free consultations
Toll Free: 866-688-9219
Local: 281-816-5906

Hablamos
EspaƱol

live chat
Menu Contact

It matters if your spinal cord injury is complete or incomplete

The completeness of your spinal cord injury has a direct impact on whether you will experience secondary complications and on your recovery prognosis. Completeness refers to the degree of sensorimotor function you retain in the aftermath of your injury.

Two categories of completeness exist. The first is a complete spinal cord injury. The second is an incomplete spinal cord injury of which there are several degrees. You may anxiously await your doctor's determination regarding your injury, but unfortunately, you will need patience.

You are probably in spinal shock

Spinal shock occurs in the immediate aftermath of your injury. Obviously, your body will take measures to protect and heal itself. However, that reaction could cause additional harm to your spinal cord since spinal shock causes a significant amount of inflammation, swelling, cell death, reduced blood flow and oxidation. The swelling alone stops anything below the point of injury to quit functioning. Your muscles are loose and floppy because they cannot receive signals from your brain.

Only after the swelling begins to subside and blood begins to flow to those muscles again will you truly know how much damage your spinal cord underwent during the accident that caused your injury. For this reason, you may not receive an accurate diagnosis during spinal shock. This process could take as little as a few days or as long as a few months.

Is your injury complete or incomplete?

When you doctors can finally determine whether your injury is complete or incomplete, your diagnosis will break down as follows depending on your situation:

  • Complete or AIS (ASIA impairment scale) A: You have no sensation or motor control below the level of injury.
  • Incomplete AIS B: You retain some sensation but have no control of your muscles below the level of injury.
  • Incomplete AIS C: You retain sensation and some control of your muscles.
  • Incomplete AIS D: You retain sensation and control of your muscles.

When you reach AIS E, your sensorimotor functions have returned to normal, which is the goal of your recovery and treatment. Obviously, your hope is that your injury falls into one of the incomplete categories. Even if it is, your road to recovery may still be a long one.
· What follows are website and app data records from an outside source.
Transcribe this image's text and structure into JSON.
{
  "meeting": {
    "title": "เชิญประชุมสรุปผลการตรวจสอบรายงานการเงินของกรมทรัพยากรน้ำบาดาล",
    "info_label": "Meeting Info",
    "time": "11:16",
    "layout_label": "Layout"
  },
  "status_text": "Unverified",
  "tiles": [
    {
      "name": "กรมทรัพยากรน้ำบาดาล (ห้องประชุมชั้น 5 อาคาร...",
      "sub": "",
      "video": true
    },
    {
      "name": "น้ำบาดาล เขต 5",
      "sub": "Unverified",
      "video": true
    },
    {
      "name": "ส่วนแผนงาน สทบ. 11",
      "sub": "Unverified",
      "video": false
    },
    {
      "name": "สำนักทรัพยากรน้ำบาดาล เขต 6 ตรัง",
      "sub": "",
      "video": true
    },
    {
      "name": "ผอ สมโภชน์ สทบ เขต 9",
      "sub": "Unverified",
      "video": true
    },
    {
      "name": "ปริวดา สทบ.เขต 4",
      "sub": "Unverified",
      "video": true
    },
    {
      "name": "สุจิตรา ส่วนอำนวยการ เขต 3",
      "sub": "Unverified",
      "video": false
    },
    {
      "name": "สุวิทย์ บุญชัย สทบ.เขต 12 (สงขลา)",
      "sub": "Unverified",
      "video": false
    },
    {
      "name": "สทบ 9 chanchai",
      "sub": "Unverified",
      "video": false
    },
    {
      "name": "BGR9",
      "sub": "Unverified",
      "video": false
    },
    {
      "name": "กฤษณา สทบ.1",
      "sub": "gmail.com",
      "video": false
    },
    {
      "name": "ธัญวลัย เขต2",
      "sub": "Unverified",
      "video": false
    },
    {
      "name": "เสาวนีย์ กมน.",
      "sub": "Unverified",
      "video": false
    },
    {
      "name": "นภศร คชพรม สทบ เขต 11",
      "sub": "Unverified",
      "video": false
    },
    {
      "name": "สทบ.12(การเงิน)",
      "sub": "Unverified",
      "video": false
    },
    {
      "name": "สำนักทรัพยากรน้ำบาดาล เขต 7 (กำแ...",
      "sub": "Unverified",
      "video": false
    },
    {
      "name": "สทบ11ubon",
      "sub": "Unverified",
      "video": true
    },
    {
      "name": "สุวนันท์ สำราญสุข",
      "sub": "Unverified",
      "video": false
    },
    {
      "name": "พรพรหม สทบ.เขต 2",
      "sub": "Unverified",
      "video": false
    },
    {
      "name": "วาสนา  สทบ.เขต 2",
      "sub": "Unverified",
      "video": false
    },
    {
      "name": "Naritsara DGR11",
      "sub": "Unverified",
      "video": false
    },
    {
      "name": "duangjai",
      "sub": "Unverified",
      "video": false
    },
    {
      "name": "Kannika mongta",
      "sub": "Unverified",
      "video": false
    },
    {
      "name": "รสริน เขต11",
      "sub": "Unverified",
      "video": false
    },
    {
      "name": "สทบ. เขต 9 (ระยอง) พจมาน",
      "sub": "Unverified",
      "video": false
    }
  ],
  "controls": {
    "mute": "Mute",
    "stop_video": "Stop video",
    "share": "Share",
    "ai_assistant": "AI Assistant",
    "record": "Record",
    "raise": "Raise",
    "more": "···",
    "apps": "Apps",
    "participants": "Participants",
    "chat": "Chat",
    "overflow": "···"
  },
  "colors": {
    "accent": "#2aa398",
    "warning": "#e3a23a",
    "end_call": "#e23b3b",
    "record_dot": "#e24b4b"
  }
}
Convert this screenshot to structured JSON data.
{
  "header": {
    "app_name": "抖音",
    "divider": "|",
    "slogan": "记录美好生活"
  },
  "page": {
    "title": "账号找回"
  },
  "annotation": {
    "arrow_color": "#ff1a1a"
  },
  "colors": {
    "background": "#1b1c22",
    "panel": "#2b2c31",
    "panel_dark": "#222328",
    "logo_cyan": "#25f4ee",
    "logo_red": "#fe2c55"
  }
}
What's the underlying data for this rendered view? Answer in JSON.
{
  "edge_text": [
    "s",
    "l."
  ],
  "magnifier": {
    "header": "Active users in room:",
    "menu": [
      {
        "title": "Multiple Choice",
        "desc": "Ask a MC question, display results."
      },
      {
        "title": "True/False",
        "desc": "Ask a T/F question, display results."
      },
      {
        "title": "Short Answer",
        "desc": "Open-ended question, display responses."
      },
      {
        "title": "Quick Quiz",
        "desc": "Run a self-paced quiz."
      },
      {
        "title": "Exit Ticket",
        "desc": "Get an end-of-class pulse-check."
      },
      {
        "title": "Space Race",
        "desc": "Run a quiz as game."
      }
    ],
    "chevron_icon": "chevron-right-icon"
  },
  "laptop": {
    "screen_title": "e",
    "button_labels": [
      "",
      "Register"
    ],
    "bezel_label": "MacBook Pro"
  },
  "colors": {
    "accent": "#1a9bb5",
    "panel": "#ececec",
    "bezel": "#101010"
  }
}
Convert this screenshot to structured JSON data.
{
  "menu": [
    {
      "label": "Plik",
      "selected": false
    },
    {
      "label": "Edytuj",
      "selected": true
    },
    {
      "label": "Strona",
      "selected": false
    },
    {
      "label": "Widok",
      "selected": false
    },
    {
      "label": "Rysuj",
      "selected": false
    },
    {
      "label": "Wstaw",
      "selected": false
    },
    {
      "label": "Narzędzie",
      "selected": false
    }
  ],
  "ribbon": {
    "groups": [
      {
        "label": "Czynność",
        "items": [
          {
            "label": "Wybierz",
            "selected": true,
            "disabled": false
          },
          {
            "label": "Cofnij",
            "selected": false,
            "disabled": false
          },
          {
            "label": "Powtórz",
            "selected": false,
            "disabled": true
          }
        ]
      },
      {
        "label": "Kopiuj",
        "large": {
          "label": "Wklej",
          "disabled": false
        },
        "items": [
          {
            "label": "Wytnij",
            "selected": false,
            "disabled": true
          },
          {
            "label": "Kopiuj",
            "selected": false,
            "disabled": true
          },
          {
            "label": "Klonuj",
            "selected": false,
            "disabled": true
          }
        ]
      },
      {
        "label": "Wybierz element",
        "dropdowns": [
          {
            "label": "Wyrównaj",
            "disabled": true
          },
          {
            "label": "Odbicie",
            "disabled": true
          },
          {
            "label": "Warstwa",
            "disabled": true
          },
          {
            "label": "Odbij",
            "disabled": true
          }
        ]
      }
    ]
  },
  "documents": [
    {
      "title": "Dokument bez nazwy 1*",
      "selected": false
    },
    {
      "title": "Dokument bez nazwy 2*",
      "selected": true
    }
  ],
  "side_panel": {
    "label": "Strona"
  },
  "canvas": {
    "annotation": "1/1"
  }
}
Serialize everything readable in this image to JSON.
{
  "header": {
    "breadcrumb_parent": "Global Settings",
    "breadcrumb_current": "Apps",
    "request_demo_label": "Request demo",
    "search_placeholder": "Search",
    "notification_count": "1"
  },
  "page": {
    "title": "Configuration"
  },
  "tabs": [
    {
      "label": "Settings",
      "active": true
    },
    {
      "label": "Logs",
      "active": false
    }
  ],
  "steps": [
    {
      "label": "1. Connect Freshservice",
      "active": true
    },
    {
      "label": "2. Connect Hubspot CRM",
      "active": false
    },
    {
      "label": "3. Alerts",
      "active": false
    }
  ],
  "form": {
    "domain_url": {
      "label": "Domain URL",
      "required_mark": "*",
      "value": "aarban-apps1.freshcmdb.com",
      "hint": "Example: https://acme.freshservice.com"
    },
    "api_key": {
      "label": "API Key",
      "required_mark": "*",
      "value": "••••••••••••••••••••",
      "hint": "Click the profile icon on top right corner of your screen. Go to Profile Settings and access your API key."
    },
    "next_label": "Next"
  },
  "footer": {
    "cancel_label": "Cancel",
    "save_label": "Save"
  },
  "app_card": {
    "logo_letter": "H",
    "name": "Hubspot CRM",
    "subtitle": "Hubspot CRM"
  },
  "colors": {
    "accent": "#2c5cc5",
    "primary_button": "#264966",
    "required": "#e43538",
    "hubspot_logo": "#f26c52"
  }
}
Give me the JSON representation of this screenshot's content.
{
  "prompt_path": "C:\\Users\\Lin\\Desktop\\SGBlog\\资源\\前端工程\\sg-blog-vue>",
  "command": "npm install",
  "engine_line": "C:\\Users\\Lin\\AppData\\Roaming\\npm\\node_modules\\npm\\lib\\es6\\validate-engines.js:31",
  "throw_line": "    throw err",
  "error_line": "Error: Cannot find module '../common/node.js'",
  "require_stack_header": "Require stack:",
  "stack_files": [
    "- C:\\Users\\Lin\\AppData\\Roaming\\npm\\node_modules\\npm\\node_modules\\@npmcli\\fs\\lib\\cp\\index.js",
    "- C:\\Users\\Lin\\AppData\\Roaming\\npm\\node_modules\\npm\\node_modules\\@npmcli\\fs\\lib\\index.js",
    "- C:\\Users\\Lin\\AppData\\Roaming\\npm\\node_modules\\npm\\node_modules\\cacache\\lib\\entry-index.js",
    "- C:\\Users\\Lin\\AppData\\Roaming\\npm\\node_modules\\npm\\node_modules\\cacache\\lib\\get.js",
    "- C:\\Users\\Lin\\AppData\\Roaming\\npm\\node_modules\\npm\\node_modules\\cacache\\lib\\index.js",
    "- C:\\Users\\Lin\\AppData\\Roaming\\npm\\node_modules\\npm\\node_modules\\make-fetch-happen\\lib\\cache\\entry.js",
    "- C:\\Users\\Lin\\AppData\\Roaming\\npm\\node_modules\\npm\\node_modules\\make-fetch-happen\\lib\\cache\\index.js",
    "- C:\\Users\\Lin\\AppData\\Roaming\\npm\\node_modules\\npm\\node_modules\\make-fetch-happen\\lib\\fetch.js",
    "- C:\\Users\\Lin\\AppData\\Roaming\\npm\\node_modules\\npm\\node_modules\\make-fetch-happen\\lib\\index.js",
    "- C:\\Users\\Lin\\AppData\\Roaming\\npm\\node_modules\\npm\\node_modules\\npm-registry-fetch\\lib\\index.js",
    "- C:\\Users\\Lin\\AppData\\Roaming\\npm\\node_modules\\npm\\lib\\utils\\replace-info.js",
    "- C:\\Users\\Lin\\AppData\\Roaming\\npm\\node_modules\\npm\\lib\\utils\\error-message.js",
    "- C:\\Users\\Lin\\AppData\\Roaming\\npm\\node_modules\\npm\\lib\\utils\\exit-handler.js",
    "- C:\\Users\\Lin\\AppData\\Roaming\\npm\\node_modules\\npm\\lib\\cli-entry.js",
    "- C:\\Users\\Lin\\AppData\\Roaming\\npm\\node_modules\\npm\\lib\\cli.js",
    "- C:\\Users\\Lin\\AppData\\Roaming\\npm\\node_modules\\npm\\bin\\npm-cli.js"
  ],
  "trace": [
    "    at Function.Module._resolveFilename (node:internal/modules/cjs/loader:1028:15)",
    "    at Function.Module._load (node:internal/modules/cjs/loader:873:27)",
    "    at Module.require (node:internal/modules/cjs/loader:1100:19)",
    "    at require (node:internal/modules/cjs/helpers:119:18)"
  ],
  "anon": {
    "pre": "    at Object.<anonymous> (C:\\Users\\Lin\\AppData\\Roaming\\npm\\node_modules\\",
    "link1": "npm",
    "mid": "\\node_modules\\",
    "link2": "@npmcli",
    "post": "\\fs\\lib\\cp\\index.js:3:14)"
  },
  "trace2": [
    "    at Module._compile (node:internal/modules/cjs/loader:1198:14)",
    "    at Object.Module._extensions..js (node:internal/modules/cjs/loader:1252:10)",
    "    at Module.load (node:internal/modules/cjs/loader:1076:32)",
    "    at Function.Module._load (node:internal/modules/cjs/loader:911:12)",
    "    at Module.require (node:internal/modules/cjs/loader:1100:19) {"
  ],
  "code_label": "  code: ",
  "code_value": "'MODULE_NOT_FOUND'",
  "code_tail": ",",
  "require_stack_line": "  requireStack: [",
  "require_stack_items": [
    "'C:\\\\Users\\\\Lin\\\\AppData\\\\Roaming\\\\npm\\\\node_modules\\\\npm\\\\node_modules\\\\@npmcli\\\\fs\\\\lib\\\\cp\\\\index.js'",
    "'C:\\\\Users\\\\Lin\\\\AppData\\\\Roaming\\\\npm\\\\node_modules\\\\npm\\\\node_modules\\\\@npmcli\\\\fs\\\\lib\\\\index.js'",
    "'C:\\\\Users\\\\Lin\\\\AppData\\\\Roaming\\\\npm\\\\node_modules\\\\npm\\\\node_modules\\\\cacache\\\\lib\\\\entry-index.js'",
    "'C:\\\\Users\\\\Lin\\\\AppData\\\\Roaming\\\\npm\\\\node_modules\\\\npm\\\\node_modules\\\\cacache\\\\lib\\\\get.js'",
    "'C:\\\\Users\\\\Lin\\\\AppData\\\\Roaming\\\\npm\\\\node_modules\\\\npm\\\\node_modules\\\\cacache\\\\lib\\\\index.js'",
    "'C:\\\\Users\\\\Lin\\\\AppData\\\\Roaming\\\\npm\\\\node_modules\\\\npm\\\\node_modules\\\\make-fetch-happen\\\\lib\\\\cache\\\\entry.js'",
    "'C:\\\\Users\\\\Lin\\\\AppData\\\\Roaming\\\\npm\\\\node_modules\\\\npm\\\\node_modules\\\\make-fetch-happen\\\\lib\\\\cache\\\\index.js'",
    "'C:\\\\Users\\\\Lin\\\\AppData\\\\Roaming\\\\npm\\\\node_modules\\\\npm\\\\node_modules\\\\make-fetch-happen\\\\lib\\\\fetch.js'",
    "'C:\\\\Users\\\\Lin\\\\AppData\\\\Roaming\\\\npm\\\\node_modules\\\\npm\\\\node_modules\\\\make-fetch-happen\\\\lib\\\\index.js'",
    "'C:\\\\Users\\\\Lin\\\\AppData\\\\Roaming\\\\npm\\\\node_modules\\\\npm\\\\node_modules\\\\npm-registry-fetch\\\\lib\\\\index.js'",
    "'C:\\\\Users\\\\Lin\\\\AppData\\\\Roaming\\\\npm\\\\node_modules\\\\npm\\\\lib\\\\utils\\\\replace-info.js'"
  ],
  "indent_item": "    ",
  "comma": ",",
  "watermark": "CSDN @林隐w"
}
The last thing you should have to worry about is finances. If the negligence or recklessness of another person caused or contributed to your spinal cord injury, you may exercise your right to pursue the maximum amount of compensation available to you under Texas law.

No Comments

Leave a comment
Comment Information